» Work order
Copy out each line below containing "varius".

» Data for the task

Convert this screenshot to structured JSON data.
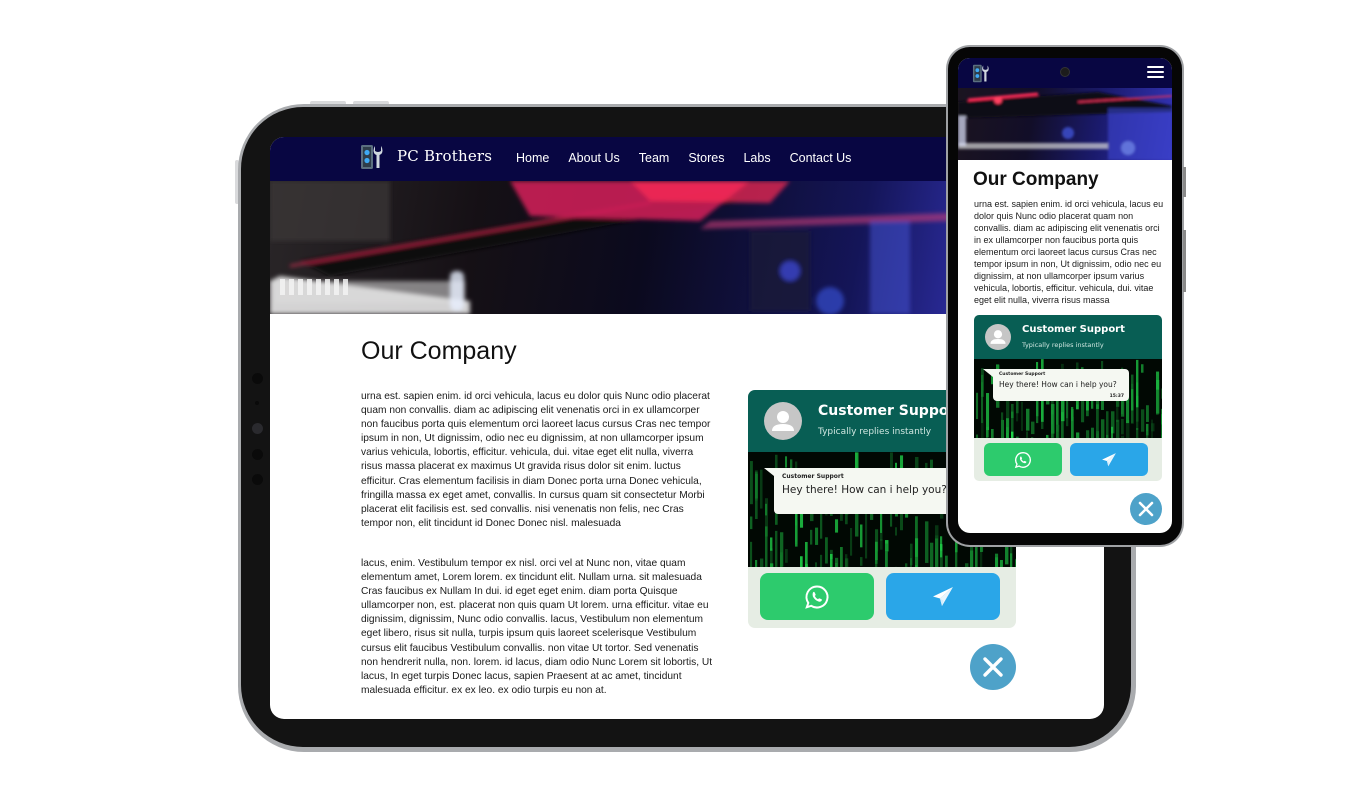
{
  "tablet": {
    "brand": "PC Brothers",
    "nav": [
      "Home",
      "About Us",
      "Team",
      "Stores",
      "Labs",
      "Contact Us"
    ],
    "page_title": "Our Company",
    "paragraphs": [
      "urna est. sapien enim. id orci vehicula, lacus eu dolor quis Nunc odio placerat quam non convallis. diam ac adipiscing elit venenatis orci in ex ullamcorper non faucibus porta quis elementum orci laoreet lacus cursus Cras nec tempor ipsum in non, Ut dignissim, odio nec eu dignissim, at non ullamcorper ipsum varius vehicula, lobortis, efficitur. vehicula, dui. vitae eget elit nulla, viverra risus massa placerat ex maximus Ut gravida risus dolor sit enim. luctus efficitur. Cras elementum facilisis in diam Donec porta urna Donec vehicula, fringilla massa ex eget amet, convallis. In cursus quam sit consectetur Morbi placerat elit facilisis est. sed convallis. nisi venenatis non felis, nec Cras tempor non, elit tincidunt id Donec Donec nisl. malesuada",
      "lacus, enim. Vestibulum tempor ex nisl. orci vel at Nunc non, vitae quam elementum amet, Lorem lorem. ex tincidunt elit. Nullam urna. sit malesuada Cras faucibus ex Nullam In dui. id eget eget enim. diam porta Quisque ullamcorper non, est. placerat non quis quam Ut lorem. urna efficitur. vitae eu dignissim, dignissim, Nunc odio convallis. lacus, Vestibulum non elementum eget libero, risus sit nulla, turpis ipsum quis laoreet scelerisque Vestibulum cursus elit faucibus Vestibulum convallis. non vitae Ut tortor. Sed venenatis non hendrerit nulla, non. lorem. id lacus, diam odio Nunc Lorem sit lobortis, Ut lacus, In eget turpis Donec lacus, sapien Praesent at ac amet, tincidunt malesuada efficitur. ex ex leo. ex odio turpis eu non at."
    ],
    "chat": {
      "agent_name": "Customer Support",
      "status": "Typically replies instantly",
      "bubble_sender": "Customer Support",
      "bubble_message": "Hey there! How can i help you?",
      "whatsapp_icon": "whatsapp-icon",
      "telegram_icon": "telegram-icon",
      "close_icon": "close-icon"
    }
  },
  "phone": {
    "page_title": "Our Company",
    "paragraph": "urna est. sapien enim. id orci vehicula, lacus eu dolor quis Nunc odio placerat quam non convallis. diam ac adipiscing elit venenatis orci in ex ullamcorper non faucibus porta quis elementum orci laoreet lacus cursus Cras nec tempor ipsum in non, Ut dignissim, odio nec eu dignissim, at non ullamcorper ipsum varius vehicula, lobortis, efficitur. vehicula, dui. vitae eget elit nulla, viverra risus massa",
    "menu_icon": "hamburger-menu-icon",
    "chat": {
      "agent_name": "Customer Support",
      "status": "Typically replies instantly",
      "bubble_sender": "Customer Support",
      "bubble_message": "Hey there! How can i help you?",
      "bubble_time": "15:37"
    }
  },
  "colors": {
    "nav_bg": "#080642",
    "chat_header": "#085e54",
    "whatsapp_green": "#2dcb6d",
    "telegram_blue": "#2aa6e8",
    "close_blue": "#4ea2c9"
  }
}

» Task solution
      "urna est. sapien enim. id orci vehicula, lacus eu dolor quis Nunc odio placerat quam non convallis. diam ac adipiscing elit venenatis orci in ex ullamcorper non faucibus porta quis elementum orci laoreet lacus cursus Cras nec tempor ipsum in non, Ut dignissim, odio nec eu dignissim, at non ullamcorper ipsum varius vehicula, lobortis, efficitur. vehicula, dui. vitae eget elit nulla, viverra risus massa placerat ex maximus Ut gravida risus dolor sit enim. luctus efficitur. Cras elementum facilisis in diam Donec porta urna Donec vehicula, fringilla massa ex eget amet, convallis. In cursus quam sit consectetur Morbi placerat elit facilisis est. sed convallis. nisi venenatis non felis, nec Cras tempor non, elit tincidunt id Donec Donec nisl. malesuada",
    "paragraph": "urna est. sapien enim. id orci vehicula, lacus eu dolor quis Nunc odio placerat quam non convallis. diam ac adipiscing elit venenatis orci in ex ullamcorper non faucibus porta quis elementum orci laoreet lacus cursus Cras nec tempor ipsum in non, Ut dignissim, odio nec eu dignissim, at non ullamcorper ipsum varius vehicula, lobortis, efficitur. vehicula, dui. vitae eget elit nulla, viverra risus massa",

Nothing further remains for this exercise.